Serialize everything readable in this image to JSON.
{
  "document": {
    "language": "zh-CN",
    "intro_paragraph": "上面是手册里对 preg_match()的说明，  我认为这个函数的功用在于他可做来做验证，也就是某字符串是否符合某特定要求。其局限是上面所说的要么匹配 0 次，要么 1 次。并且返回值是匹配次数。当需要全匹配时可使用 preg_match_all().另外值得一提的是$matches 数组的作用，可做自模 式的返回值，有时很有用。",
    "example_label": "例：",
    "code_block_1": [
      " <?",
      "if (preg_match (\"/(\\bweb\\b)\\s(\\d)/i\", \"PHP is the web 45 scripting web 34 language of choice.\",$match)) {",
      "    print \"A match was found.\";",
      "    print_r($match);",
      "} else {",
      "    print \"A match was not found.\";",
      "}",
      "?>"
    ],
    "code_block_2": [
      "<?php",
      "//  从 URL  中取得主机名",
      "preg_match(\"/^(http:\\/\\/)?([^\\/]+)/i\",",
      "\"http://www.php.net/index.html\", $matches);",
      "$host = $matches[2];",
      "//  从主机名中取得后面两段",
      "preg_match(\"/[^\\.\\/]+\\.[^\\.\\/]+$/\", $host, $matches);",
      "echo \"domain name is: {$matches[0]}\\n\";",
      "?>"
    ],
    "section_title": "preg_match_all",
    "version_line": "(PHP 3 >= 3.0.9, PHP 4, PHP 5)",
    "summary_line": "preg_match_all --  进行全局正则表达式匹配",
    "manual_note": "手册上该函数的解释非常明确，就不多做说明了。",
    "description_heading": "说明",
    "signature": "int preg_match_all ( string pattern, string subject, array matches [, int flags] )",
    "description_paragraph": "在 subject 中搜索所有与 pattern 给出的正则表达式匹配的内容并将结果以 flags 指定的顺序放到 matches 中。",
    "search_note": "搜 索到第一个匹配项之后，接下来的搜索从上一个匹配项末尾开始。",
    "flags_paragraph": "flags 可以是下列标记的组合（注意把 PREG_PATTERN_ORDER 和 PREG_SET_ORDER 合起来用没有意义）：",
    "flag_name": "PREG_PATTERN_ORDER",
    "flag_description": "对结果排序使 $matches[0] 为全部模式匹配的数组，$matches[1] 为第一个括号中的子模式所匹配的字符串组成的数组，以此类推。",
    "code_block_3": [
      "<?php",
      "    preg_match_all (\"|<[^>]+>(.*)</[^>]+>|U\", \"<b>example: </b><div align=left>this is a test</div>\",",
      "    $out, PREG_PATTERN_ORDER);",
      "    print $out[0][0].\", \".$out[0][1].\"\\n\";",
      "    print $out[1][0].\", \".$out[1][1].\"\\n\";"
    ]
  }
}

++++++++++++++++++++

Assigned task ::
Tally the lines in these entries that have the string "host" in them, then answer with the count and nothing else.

Solution to this problem ::
2